● **YOUR TASK**
From the records, pick out and copy each line containing "this".

● **EXERCISE DATA**
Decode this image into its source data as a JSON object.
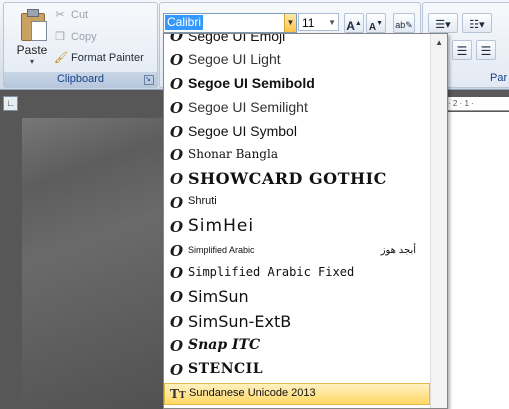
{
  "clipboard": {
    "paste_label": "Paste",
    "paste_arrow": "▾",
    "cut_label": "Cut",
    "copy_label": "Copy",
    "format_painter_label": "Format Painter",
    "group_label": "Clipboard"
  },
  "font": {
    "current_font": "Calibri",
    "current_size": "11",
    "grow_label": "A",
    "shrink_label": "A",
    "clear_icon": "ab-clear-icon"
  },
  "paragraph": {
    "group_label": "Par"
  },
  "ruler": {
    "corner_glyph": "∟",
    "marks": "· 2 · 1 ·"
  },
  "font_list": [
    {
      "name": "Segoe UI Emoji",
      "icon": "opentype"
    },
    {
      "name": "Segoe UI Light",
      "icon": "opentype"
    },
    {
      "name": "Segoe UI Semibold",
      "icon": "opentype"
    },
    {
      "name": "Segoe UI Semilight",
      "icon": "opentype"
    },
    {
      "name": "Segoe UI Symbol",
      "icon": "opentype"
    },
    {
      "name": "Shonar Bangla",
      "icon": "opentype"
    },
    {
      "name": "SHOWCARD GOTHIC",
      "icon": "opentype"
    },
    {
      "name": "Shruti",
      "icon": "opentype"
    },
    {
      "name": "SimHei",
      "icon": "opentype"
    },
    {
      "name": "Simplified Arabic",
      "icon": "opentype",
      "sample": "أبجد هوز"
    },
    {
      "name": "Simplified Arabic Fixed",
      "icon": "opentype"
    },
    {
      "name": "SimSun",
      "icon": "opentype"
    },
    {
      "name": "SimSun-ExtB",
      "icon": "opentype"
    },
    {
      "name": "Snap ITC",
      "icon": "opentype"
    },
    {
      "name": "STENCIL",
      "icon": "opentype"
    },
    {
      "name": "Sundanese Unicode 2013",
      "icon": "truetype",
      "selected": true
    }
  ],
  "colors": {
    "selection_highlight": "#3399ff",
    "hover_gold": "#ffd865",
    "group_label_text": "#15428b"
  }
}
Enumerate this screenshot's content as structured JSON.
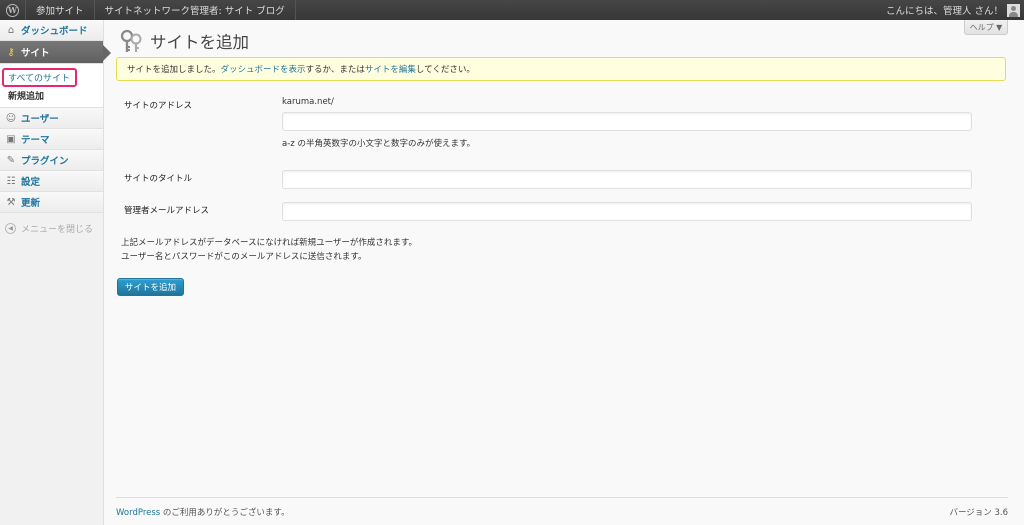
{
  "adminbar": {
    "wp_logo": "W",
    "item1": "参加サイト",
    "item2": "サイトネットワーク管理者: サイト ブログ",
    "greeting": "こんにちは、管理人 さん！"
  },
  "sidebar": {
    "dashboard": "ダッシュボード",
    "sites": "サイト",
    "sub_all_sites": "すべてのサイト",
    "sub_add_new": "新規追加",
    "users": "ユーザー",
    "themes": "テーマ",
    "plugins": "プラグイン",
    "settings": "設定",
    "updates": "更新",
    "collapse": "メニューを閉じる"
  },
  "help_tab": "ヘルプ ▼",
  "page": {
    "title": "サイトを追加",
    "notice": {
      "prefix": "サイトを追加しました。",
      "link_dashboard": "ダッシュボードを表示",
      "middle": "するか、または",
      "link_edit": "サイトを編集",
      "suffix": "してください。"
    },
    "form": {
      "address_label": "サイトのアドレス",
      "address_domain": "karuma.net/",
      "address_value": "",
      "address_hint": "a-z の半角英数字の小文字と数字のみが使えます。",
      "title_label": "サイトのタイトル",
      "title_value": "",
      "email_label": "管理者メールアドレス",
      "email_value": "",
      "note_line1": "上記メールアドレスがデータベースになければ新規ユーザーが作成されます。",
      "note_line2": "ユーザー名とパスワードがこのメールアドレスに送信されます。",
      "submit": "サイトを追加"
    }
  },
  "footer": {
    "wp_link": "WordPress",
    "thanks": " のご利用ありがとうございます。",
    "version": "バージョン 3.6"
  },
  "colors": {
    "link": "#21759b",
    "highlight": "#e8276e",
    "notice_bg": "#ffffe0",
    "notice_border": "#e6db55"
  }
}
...
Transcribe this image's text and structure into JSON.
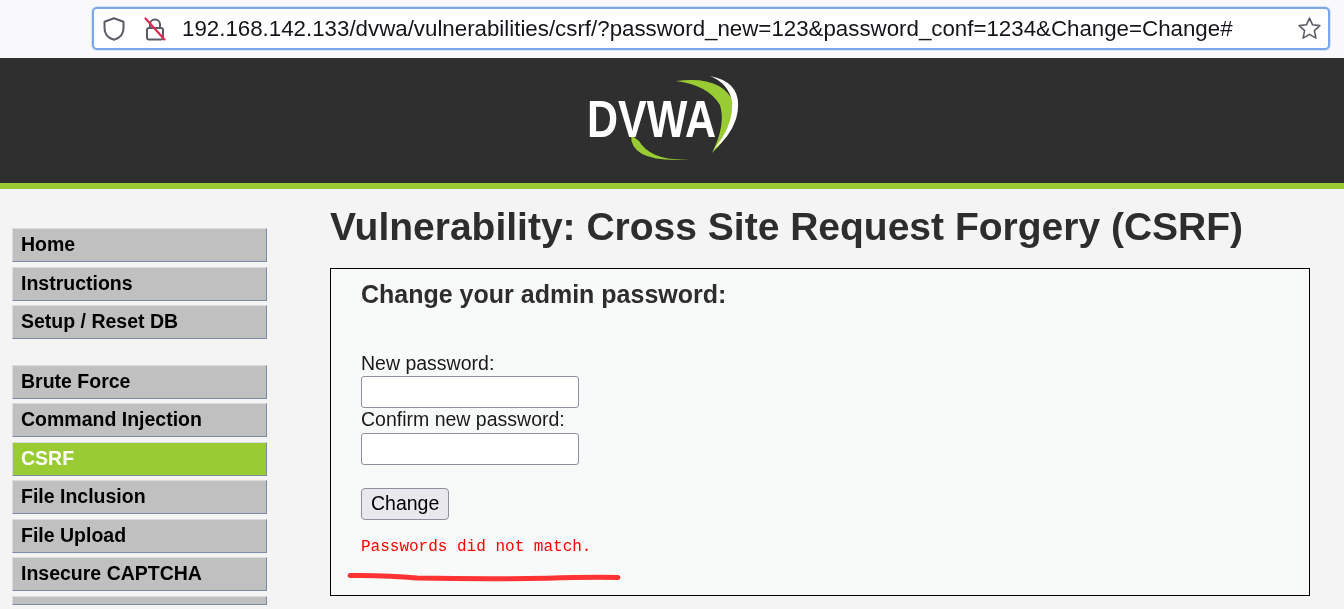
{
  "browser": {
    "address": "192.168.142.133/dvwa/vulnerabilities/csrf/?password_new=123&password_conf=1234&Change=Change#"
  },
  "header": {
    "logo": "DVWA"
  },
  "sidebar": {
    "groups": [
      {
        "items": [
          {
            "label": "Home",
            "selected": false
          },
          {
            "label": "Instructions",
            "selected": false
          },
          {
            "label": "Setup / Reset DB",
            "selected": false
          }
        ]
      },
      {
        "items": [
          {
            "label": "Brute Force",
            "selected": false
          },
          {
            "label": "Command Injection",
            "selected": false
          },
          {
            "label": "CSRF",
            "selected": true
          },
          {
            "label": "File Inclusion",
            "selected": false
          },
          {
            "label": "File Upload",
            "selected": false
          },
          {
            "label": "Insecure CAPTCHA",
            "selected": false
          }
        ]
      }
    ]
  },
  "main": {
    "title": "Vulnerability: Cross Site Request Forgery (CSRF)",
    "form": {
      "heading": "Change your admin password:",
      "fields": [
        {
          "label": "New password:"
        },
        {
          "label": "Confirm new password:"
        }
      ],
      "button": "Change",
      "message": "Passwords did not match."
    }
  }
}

● **ANSWER TO THE EXERCISE**
Decode this image into its source data as a JSON object.
Enumerate this screenshot's content as structured JSON.
Transcribe this image's text and structure into JSON.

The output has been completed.